Intel swats Windows RT aside, previews Bay Trail
8th Jan 2013 | 02:39
Plus plenty more advancements for Atom in phones and tablets
Intel led its CES 2013 press conference with the debut of Bay Trail, the next-generation 22nm quad-core Atom tablet platform.
It has more than double the computing performance of the existing Medfield Atom Processor Z2760 platform, but it won't appear in devices until late in the year and will usher in designs as thin as 8mm.
Among the other announcements was a new smartphone platform for emerging markets plus details of thinner and lighter Ultrabooks.
The announcements were outlined by Mike Bell, vice president and general manager of the Mobile and Communications Group, and Kirk Skaugen, vice president and general manager of the PC Client Group at Intel.
Crucially, Skaugen announced that not only would wireless display and touch be a staple of the next-generation Ultrabook platform (alongside the next-generation Intel Core chips) but he also said there would be a new set of low-voltage current-generation Intel Core processors set at a mind-blowingly low 7W, having previously said it would have parts at around 10W.
Intel is clearly set on destroying any chance of ARM processors getting into the serious Windows market because of their low power advantage.
After having previously had ARM-based Windows RT on its Yoga 11, Lenovo has now turned to these new Intel chips for its Yoga 11S. It's a clear demonstration that the strategy over Windows RT hasn't worked, either for Microsoft or its partners.
Intel also wants to attack ARM in phones as well, of course, and it debuted its previously-leaked Lexington Atom platform which is designed to target the cheaper smartphone segment – Intel quoted analyst stats which suggest sales of 500 million units by 2015.
Acer was one of the manufacturers outed by Intel as a launch partner.
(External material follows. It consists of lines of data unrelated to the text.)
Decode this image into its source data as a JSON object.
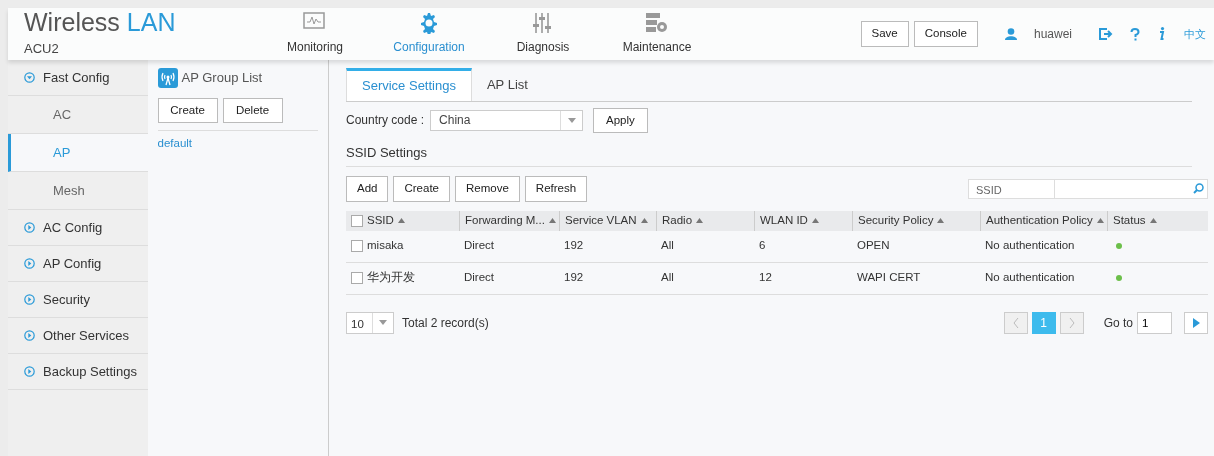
{
  "brand": {
    "title": "Wireless",
    "title_accent": "LAN",
    "device": "ACU2"
  },
  "nav": [
    {
      "label": "Monitoring",
      "selected": false
    },
    {
      "label": "Configuration",
      "selected": true
    },
    {
      "label": "Diagnosis",
      "selected": false
    },
    {
      "label": "Maintenance",
      "selected": false
    }
  ],
  "header_buttons": [
    "Save",
    "Console"
  ],
  "user": "huawei",
  "language": "中文",
  "sidebar": [
    {
      "label": "Fast Config",
      "expanded": true,
      "children": [
        {
          "label": "AC",
          "selected": false
        },
        {
          "label": "AP",
          "selected": true
        },
        {
          "label": "Mesh",
          "selected": false
        }
      ]
    },
    {
      "label": "AC Config",
      "expanded": false
    },
    {
      "label": "AP Config",
      "expanded": false
    },
    {
      "label": "Security",
      "expanded": false
    },
    {
      "label": "Other Services",
      "expanded": false
    },
    {
      "label": "Backup Settings",
      "expanded": false
    }
  ],
  "group_panel": {
    "title": "AP Group List",
    "buttons": [
      "Create",
      "Delete"
    ],
    "items": [
      {
        "label": "default",
        "selected": false
      }
    ]
  },
  "tabs": [
    {
      "label": "Service Settings",
      "selected": true
    },
    {
      "label": "AP List",
      "selected": false
    }
  ],
  "country": {
    "label": "Country code :",
    "value": "China",
    "button": "Apply"
  },
  "section_title": "SSID Settings",
  "toolbar": [
    "Add",
    "Create",
    "Remove",
    "Refresh"
  ],
  "search": {
    "label": "SSID"
  },
  "table": {
    "select_all": false,
    "columns": [
      "SSID",
      "Forwarding M...",
      "Service VLAN",
      "Radio",
      "WLAN ID",
      "Security Policy",
      "Authentication Policy",
      "Status"
    ],
    "rows": [
      {
        "checked": false,
        "cells": [
          "misaka",
          "Direct",
          "192",
          "All",
          "6",
          "OPEN",
          "No authentication"
        ],
        "color": "#6cbf4a"
      },
      {
        "checked": false,
        "cells": [
          "华为开发",
          "Direct",
          "192",
          "All",
          "12",
          "WAPI CERT",
          "No authentication"
        ],
        "color": "#6cbf4a"
      }
    ]
  },
  "pagination": {
    "page_size": "10",
    "total": "Total 2 record(s)",
    "pages": [
      {
        "label": "1",
        "selected": true
      }
    ],
    "goto_label": "Go to",
    "goto_value": "1"
  }
}
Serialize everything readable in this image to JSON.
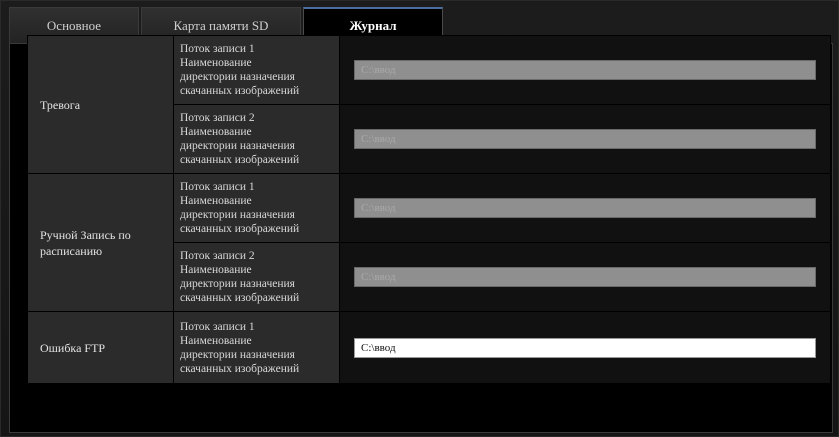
{
  "tabs": [
    {
      "label": "Основное"
    },
    {
      "label": "Карта памяти SD"
    },
    {
      "label": "Журнал"
    }
  ],
  "rows": [
    {
      "group": "Тревога",
      "items": [
        {
          "stream": "Поток записи 1",
          "desc": [
            "Наименование",
            "директории назначения",
            "скачанных изображений"
          ],
          "value": "C:\\ввод",
          "enabled": false
        },
        {
          "stream": "Поток записи 2",
          "desc": [
            "Наименование",
            "директории назначения",
            "скачанных изображений"
          ],
          "value": "C:\\ввод",
          "enabled": false
        }
      ]
    },
    {
      "group": "Ручной Запись по расписанию",
      "items": [
        {
          "stream": "Поток записи 1",
          "desc": [
            "Наименование",
            "директории назначения",
            "скачанных изображений"
          ],
          "value": "C:\\ввод",
          "enabled": false
        },
        {
          "stream": "Поток записи 2",
          "desc": [
            "Наименование",
            "директории назначения",
            "скачанных изображений"
          ],
          "value": "C:\\ввод",
          "enabled": false
        }
      ]
    },
    {
      "group": "Ошибка FTP",
      "items": [
        {
          "stream": "Поток записи 1",
          "desc": [
            "Наименование",
            "директории назначения",
            "скачанных изображений"
          ],
          "value": "C:\\ввод",
          "enabled": true
        }
      ]
    }
  ]
}
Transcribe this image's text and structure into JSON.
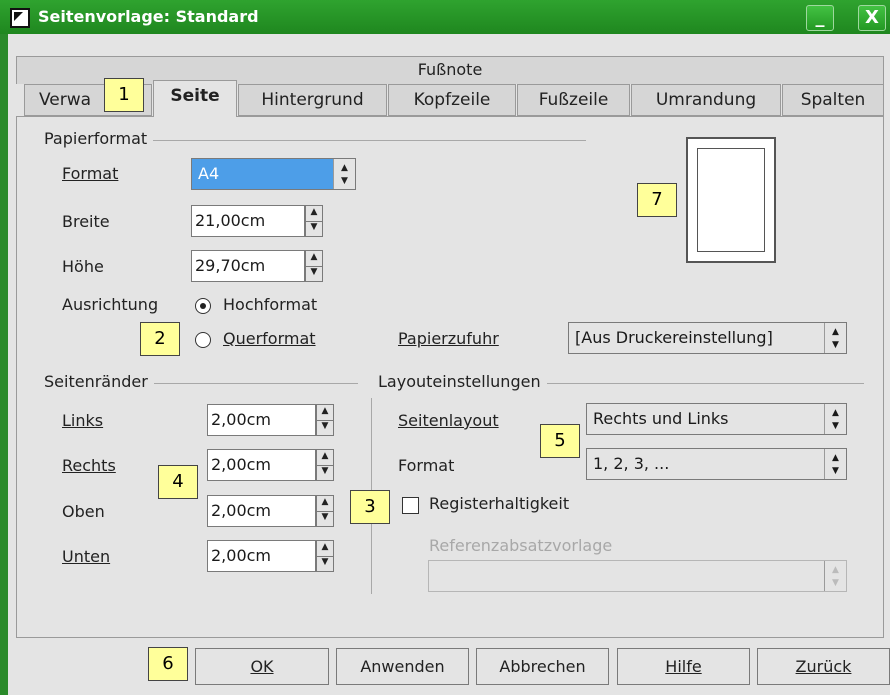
{
  "window": {
    "title": "Seitenvorlage: Standard",
    "minimize_glyph": "_",
    "close_glyph": "X"
  },
  "tabs": {
    "top_row": "Fußnote",
    "row": [
      {
        "label": "Verwa"
      },
      {
        "label": "Seite"
      },
      {
        "label": "Hintergrund"
      },
      {
        "label": "Kopfzeile"
      },
      {
        "label": "Fußzeile"
      },
      {
        "label": "Umrandung"
      },
      {
        "label": "Spalten"
      }
    ],
    "active": "Seite"
  },
  "paper": {
    "group_label": "Papierformat",
    "format_label": "Format",
    "format_value": "A4",
    "width_label": "Breite",
    "width_value": "21,00cm",
    "height_label": "Höhe",
    "height_value": "29,70cm",
    "orientation_label": "Ausrichtung",
    "portrait_label": "Hochformat",
    "landscape_label": "Querformat",
    "paper_source_label": "Papierzufuhr",
    "paper_source_value": "[Aus Druckereinstellung]"
  },
  "margins": {
    "group_label": "Seitenränder",
    "left_label": "Links",
    "left_value": "2,00cm",
    "right_label": "Rechts",
    "right_value": "2,00cm",
    "top_label": "Oben",
    "top_value": "2,00cm",
    "bottom_label": "Unten",
    "bottom_value": "2,00cm"
  },
  "layout": {
    "group_label": "Layouteinstellungen",
    "page_layout_label": "Seitenlayout",
    "page_layout_value": "Rechts und Links",
    "format_label": "Format",
    "format_value": "1, 2, 3, ...",
    "register_label": "Registerhaltigkeit",
    "ref_style_label": "Referenzabsatzvorlage",
    "ref_style_value": ""
  },
  "callouts": [
    "1",
    "2",
    "3",
    "4",
    "5",
    "6",
    "7"
  ],
  "buttons": {
    "ok": "OK",
    "apply": "Anwenden",
    "cancel": "Abbrechen",
    "help": "Hilfe",
    "back": "Zurück"
  },
  "colors": {
    "titlebar": "#2fa32f",
    "selection": "#4d9ee8",
    "callout": "#ffff9a",
    "dialog_bg": "#e4e4e4"
  }
}
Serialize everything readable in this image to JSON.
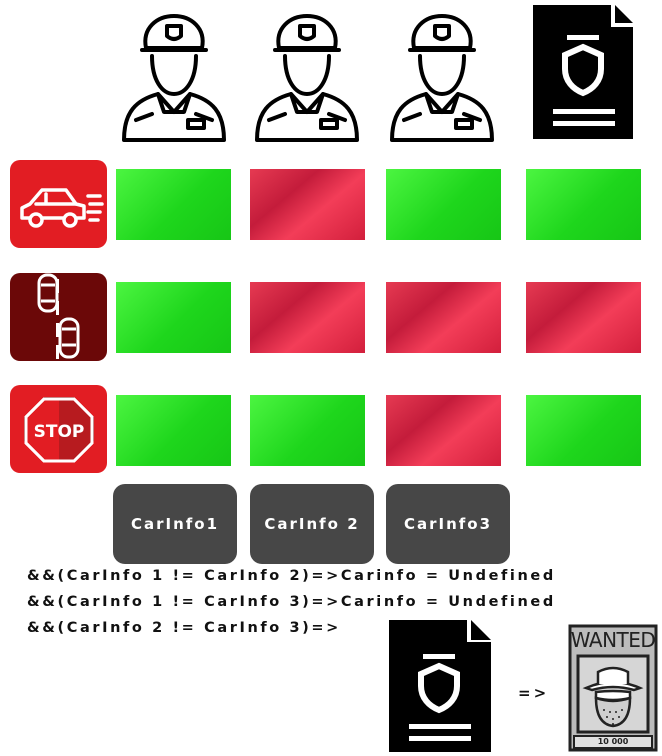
{
  "headers": [
    {
      "type": "officer",
      "icon": "police-officer-icon"
    },
    {
      "type": "officer",
      "icon": "police-officer-icon"
    },
    {
      "type": "officer",
      "icon": "police-officer-icon"
    },
    {
      "type": "document",
      "icon": "police-document-icon"
    }
  ],
  "rows": [
    {
      "icon": "speeding-car-icon",
      "cells": [
        "green",
        "red",
        "green",
        "green"
      ]
    },
    {
      "icon": "overtaking-cars-icon",
      "cells": [
        "green",
        "red",
        "red",
        "red"
      ]
    },
    {
      "icon": "stop-sign-icon",
      "icon_text": "STOP",
      "cells": [
        "green",
        "green",
        "red",
        "green"
      ]
    }
  ],
  "carinfo_labels": [
    "CarInfo1",
    "CarInfo 2",
    "CarInfo3"
  ],
  "code_lines": [
    "&&(CarInfo 1 != CarInfo 2)=>Carinfo = Undefined",
    "&&(CarInfo 1 != CarInfo 3)=>Carinfo = Undefined",
    "&&(CarInfo 2 != CarInfo 3)=>"
  ],
  "result": {
    "arrow": "=>",
    "poster_title": "WANTED",
    "poster_reward": "10 000",
    "poster_icon": "wanted-outlaw-icon",
    "document_icon": "police-document-icon"
  },
  "colors": {
    "green": "#22d81f",
    "red": "#d8203d",
    "dark": "#474747"
  }
}
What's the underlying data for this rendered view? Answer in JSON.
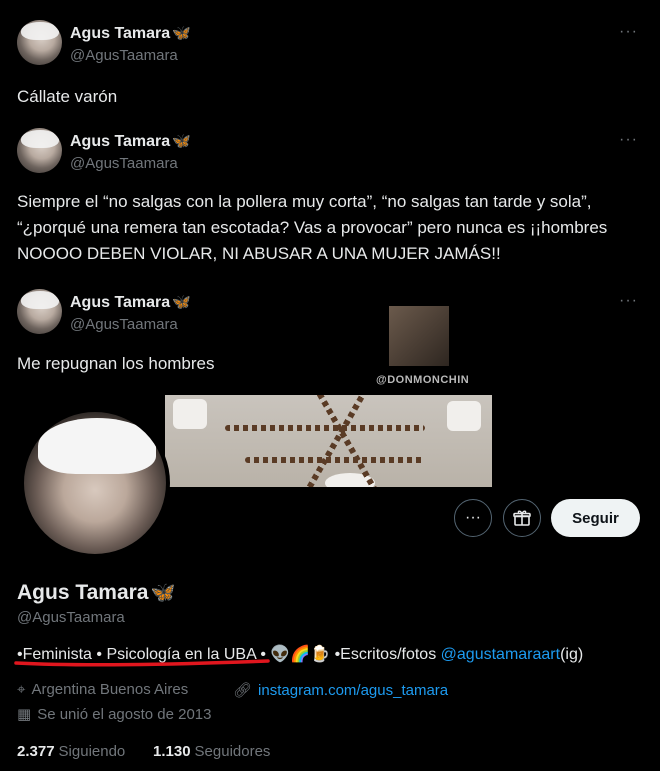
{
  "tweets": [
    {
      "name": "Agus Tamara",
      "handle": "@AgusTaamara",
      "text": "Cállate varón"
    },
    {
      "name": "Agus Tamara",
      "handle": "@AgusTaamara",
      "text": "Siempre el “no salgas con la pollera muy corta”, “no salgas tan tarde y sola”, “¿porqué una remera tan escotada? Vas a provocar” pero nunca es ¡¡hombres NOOOO DEBEN VIOLAR, NI ABUSAR A UNA MUJER JAMÁS!!"
    },
    {
      "name": "Agus Tamara",
      "handle": "@AgusTaamara",
      "text": "Me repugnan los hombres"
    }
  ],
  "more_label": "···",
  "butterfly": "🦋",
  "watermark": "@DONMONCHIN",
  "profile": {
    "name": "Agus Tamara",
    "handle": "@AgusTaamara",
    "follow_label": "Seguir",
    "more_label": "···",
    "bio_prefix": "•Feminista • Psicología en la UBA • 👽🌈🍺 •Escritos/fotos ",
    "bio_link": "@agustamaraart",
    "bio_suffix": "(ig)",
    "location": "Argentina Buenos Aires",
    "website": "instagram.com/agus_tamara",
    "joined": "Se unió el agosto de 2013",
    "following_count": "2.377",
    "following_label": "Siguiendo",
    "followers_count": "1.130",
    "followers_label": "Seguidores"
  },
  "colors": {
    "accent": "#1d9bf0",
    "muted": "#71767b",
    "underline": "#e0161e"
  }
}
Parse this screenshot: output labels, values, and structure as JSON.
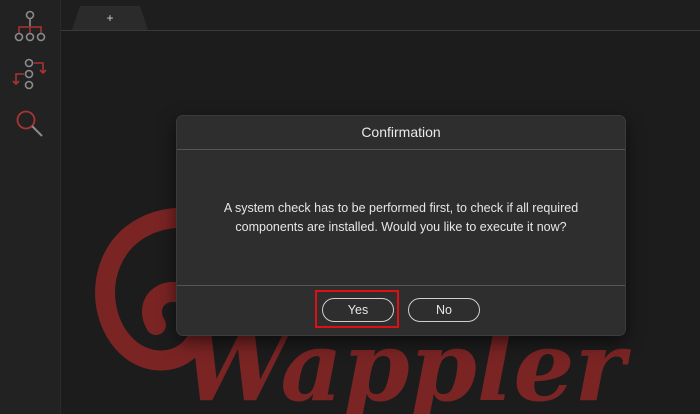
{
  "tabs": {
    "new_tab_label": "+"
  },
  "sidebar": {
    "items": [
      {
        "icon": "hierarchy-icon"
      },
      {
        "icon": "workflow-icon"
      },
      {
        "icon": "search-icon"
      }
    ]
  },
  "dialog": {
    "title": "Confirmation",
    "message": "A system check has to be performed first, to check if all required components are installed. Would you like to execute it now?",
    "yes_label": "Yes",
    "no_label": "No"
  },
  "watermark": {
    "text": "Wappler"
  },
  "colors": {
    "accent": "#8b2626",
    "highlight": "#dd1111",
    "background": "#1c1c1c",
    "dialog": "#2e2e2e"
  }
}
It's still to Intel's detriment that it hasn't managed to get too many big name phone partners involved, though Motorola has previously pledged support for Intel chips, of course.
"The addition of the low-power Atom platform further rounds out our expanding portfolio of smartphone offerings," said Bell. Emerging markets are where phones featuring this chip will mostly be sold.
But the feature spec of the Z2420 platform is anything but low end with speeds of 1.2 GHz, hyper-threading, 1080p hardware-accelerated encode/decode, and support for up to two cameras with burst mode. The platform also includes the Intel XMM 6265 HSPA+ modem with dual-SIM capability. There will also be another Z2580 platform targeted at performance phones – it's dual-core, but will offer twice the performance of the existing Z2460.
Intel also talked up its so-called 4th generation Intel Core processor family, promising to deliver up to 9 hours of continuous battery life. To demonstrate the impact of the 4th generation Intel Core processor family, Skaugen showed a new form factor Ultrabook detachable reference design (codenamed "North Cape") that converts into a 10mm tablet and can run on battery for up to 13 hours while docked.